- _Given records_

■ ■ ■ ■ ■

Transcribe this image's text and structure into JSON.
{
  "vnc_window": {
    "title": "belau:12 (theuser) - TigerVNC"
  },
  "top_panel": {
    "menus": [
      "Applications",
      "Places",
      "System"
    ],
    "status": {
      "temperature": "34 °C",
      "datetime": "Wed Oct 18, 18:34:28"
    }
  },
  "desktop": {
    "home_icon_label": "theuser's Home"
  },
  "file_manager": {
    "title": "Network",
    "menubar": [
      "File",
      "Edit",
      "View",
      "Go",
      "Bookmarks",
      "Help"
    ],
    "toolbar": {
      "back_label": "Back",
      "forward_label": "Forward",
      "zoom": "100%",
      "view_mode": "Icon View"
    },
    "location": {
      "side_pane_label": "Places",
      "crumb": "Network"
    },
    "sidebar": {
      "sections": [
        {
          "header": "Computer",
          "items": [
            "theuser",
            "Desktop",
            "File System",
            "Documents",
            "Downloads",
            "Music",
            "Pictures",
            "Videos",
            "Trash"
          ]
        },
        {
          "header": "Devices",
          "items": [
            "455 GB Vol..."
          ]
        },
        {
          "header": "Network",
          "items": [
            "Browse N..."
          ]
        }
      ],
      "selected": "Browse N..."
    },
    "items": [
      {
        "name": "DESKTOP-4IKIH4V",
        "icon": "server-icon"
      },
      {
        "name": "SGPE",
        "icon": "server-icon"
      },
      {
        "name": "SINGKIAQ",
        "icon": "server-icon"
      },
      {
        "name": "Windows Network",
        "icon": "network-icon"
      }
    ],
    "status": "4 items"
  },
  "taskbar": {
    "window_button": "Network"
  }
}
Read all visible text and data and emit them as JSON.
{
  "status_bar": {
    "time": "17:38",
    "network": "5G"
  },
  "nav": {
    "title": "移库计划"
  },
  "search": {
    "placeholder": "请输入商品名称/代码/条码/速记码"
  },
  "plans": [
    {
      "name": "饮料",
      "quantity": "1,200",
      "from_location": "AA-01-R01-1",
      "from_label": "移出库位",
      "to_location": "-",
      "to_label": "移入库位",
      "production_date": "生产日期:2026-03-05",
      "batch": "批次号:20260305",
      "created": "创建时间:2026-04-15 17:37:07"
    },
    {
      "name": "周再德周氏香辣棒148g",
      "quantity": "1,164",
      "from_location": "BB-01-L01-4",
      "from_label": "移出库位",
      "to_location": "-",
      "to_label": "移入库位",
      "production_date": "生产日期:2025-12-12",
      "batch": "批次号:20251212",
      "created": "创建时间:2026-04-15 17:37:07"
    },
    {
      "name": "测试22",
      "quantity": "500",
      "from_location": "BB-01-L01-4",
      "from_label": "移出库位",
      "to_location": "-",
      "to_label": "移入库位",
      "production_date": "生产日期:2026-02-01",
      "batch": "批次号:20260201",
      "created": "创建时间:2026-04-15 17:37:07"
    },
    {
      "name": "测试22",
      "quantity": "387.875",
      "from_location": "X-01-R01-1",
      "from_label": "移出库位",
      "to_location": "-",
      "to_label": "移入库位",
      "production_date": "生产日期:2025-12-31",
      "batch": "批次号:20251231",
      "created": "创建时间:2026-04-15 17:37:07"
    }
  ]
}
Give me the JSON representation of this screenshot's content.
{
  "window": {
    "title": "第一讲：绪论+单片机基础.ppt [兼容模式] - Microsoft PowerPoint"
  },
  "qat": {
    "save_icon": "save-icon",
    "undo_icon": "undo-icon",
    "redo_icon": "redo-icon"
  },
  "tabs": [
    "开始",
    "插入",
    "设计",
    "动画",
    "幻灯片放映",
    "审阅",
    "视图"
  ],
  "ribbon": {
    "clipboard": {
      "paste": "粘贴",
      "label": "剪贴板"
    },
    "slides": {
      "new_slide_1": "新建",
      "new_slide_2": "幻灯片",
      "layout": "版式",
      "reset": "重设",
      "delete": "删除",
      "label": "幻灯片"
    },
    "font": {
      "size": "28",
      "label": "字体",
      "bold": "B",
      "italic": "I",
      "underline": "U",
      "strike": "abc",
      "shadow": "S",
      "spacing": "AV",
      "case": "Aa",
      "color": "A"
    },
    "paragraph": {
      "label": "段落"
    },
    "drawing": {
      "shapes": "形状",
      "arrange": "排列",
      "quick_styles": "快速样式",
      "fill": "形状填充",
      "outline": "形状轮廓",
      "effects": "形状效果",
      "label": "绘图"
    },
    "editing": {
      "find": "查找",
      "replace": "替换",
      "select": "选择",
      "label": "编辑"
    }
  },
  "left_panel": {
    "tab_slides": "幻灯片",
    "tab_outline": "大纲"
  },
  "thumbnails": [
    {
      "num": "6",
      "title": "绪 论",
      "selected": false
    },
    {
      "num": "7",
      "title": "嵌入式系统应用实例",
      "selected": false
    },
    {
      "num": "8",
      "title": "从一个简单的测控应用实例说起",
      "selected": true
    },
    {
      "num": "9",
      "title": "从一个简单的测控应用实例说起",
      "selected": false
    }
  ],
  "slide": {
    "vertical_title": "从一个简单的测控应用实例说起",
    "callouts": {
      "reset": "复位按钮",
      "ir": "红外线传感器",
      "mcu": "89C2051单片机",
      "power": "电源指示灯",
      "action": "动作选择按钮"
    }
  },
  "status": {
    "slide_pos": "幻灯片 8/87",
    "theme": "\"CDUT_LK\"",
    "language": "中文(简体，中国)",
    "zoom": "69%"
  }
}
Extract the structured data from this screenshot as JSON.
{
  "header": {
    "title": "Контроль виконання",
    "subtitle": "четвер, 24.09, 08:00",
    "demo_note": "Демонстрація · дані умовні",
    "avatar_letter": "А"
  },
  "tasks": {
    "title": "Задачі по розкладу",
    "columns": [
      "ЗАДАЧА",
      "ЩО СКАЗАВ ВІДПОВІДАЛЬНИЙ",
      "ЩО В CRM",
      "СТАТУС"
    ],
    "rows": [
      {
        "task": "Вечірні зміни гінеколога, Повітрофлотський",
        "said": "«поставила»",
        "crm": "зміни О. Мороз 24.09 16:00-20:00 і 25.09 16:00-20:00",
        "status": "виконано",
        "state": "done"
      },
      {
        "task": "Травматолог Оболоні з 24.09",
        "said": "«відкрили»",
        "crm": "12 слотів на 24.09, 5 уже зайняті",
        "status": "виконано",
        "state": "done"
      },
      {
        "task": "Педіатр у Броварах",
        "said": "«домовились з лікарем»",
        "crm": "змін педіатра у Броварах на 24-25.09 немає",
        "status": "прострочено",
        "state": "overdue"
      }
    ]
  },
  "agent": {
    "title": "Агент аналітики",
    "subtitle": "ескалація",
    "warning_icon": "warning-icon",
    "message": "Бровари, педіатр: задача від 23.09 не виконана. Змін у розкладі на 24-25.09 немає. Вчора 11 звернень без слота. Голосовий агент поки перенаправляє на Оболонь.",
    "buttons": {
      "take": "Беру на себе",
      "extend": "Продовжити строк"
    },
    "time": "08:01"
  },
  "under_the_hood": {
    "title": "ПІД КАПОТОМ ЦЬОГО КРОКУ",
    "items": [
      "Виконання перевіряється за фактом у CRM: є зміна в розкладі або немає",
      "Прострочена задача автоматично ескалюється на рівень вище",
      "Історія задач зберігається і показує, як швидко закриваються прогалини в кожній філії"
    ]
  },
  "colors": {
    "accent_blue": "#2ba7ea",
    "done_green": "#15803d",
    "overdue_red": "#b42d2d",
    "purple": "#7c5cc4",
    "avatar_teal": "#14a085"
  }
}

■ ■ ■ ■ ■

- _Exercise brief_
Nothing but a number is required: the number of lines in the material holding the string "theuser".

- _Written solution_
3